I hope it works.
Artists originally exhibiting in 1982 (plus half-a-dozen entries from unknown or anonymous contributors): Ackerman, A.; Barber, D.; Baroni, V.; Bennett, J.M.; Brancatelli, R.; C, Richard; Calleja, J.M.; Cammer, L.; Canals, X.; Cracker Jack Kid; Craven, C.; Crozier, R.; D’Adda, B.; Dana, L.; de Araujo, A.; de Jonge, K.; Dreyfus, C.; Duch, L.F.; Eckmeyer, R.M.; Evans, J.; Farkas, S.; Fletcher, L.; Frangione, N.; Fricker, H-R; Gaglione, W.; Gnazzo, A.J.; Groh, K.; Hahn, H.; Harley; Helmes, S.; Higgins III, E.F.; Hoare, T.; Hompson, D-D; HYPE; Johnson, J.; Larter, P.; Lipman, J.; Lusignoli, G.; Mark, P.; Marx, G.G.; Minkoff/Oleson; Morgan, R.; Ockerse, T.; Olbricht, J.O.; Orworks; Pack, T.; Perfetti, M.; Petasz, P.; Porter, B.; Radio Free Dada; Radio, R.; Rousselle, N.; Schmidt-Olsen, C.; Scott, M.; Shown, J.; Siff, E.; Spiegelman, L.; Summers, R.; Tahoe, E.; Tóth, G.; Tupitsyn, V.; van Geluwe, J.; Welch, C.; and Wielgosz, A.
Simon Anderson is a British-born-and-educated cultural historian whose art-school exposure to Fluxus helped to mold his career.

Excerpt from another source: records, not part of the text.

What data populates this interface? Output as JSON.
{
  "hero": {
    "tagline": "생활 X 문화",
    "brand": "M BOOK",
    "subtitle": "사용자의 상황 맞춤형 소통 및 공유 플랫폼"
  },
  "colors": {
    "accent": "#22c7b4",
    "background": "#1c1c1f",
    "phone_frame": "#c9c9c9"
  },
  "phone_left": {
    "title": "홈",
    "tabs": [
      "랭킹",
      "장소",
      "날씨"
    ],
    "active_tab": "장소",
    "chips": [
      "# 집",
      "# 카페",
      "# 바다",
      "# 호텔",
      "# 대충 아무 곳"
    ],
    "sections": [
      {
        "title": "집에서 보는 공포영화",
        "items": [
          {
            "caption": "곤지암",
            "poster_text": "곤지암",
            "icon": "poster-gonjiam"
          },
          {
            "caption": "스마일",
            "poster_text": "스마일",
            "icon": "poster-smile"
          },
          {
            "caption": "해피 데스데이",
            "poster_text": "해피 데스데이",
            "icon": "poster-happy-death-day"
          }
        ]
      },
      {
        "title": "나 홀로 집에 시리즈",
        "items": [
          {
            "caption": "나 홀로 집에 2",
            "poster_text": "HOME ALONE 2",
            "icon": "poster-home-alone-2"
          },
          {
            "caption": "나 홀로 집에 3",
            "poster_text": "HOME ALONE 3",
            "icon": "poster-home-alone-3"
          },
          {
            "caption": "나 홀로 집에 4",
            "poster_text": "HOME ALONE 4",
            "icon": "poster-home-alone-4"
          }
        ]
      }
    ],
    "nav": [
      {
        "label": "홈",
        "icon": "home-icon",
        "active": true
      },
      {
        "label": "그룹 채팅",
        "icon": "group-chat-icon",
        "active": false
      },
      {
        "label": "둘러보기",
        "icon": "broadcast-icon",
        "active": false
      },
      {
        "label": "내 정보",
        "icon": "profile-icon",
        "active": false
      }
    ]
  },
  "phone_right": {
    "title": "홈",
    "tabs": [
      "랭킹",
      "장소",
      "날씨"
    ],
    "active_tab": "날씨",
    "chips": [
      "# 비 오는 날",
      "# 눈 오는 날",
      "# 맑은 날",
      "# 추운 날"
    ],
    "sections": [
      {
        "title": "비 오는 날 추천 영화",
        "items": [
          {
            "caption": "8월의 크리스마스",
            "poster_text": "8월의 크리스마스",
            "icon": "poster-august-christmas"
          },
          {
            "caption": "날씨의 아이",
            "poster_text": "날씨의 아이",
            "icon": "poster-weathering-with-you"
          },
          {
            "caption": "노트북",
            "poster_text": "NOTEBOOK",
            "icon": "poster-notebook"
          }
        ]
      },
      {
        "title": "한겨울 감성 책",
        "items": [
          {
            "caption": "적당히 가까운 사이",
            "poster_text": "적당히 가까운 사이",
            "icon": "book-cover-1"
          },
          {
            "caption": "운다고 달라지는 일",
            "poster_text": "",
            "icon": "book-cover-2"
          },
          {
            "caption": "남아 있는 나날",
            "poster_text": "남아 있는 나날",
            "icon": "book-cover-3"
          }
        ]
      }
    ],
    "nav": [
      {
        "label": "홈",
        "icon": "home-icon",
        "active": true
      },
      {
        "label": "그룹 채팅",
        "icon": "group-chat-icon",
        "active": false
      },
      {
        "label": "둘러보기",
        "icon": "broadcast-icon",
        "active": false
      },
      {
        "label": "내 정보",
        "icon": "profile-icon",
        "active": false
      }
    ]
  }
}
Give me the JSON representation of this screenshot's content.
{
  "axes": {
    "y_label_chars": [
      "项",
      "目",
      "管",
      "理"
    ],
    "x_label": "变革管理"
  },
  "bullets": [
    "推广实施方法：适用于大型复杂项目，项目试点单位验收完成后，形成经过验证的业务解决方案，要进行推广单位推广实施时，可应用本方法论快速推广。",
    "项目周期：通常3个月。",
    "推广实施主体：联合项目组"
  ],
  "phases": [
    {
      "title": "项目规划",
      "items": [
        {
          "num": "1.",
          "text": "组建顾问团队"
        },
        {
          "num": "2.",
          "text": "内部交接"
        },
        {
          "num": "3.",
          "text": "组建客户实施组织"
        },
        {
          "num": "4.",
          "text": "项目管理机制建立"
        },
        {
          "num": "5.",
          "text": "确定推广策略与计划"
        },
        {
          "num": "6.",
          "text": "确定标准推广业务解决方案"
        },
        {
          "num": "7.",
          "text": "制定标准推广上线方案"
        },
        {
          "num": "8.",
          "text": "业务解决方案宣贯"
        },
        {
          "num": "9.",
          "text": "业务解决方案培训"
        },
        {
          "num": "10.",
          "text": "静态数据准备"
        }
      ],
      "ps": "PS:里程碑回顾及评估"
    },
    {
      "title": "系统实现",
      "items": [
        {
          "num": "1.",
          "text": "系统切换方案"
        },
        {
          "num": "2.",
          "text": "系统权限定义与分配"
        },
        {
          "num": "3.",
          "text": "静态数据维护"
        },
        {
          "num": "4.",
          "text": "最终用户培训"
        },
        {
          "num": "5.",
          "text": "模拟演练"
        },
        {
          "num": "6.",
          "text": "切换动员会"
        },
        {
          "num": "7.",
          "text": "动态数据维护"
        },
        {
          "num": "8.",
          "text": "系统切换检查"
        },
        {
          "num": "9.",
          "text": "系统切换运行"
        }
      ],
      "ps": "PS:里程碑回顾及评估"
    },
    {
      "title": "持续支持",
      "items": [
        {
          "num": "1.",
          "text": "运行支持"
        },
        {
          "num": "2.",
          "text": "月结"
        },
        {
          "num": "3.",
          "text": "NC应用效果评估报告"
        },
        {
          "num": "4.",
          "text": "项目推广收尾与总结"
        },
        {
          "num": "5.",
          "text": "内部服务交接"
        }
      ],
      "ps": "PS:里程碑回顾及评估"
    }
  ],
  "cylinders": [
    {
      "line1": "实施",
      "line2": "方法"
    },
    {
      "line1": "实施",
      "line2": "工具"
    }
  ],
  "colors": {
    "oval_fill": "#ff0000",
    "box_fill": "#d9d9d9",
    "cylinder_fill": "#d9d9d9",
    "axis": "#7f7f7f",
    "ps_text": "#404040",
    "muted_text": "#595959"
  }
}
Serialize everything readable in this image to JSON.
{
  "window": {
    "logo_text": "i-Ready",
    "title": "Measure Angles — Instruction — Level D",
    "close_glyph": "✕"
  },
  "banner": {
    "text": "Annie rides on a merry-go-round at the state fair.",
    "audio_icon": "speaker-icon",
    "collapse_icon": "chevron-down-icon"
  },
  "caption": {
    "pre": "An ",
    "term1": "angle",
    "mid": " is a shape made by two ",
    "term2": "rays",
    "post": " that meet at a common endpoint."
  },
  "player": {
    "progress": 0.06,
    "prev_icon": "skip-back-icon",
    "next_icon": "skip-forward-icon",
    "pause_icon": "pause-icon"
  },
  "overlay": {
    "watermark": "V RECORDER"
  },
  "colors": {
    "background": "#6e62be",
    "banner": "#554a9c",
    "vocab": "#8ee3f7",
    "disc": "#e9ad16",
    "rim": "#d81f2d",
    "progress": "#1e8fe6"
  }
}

He has worked at the School of the Art Institute of Chicago since 1993, teaching a range of seminars and lecture classes around twentieth-century art and anti-art. In addition to organizing exhibitions, designing, and producing publications, he has written exhibition commentaries, magazine criticism, and book chapters on Fluxus, Mail Art, expanded poetry, the Situationist International, conceptual photography, and more. He has lectured widely and has acted as a gallery dealer in, private consultant on, and public speaker about the experimental arts and artifacts of the 1960s, ‘70s and ‘80s. Long an advocate of performance as a way of knowing, he continues to observe, arrange, and perform the events of his life in a Fluxus mode.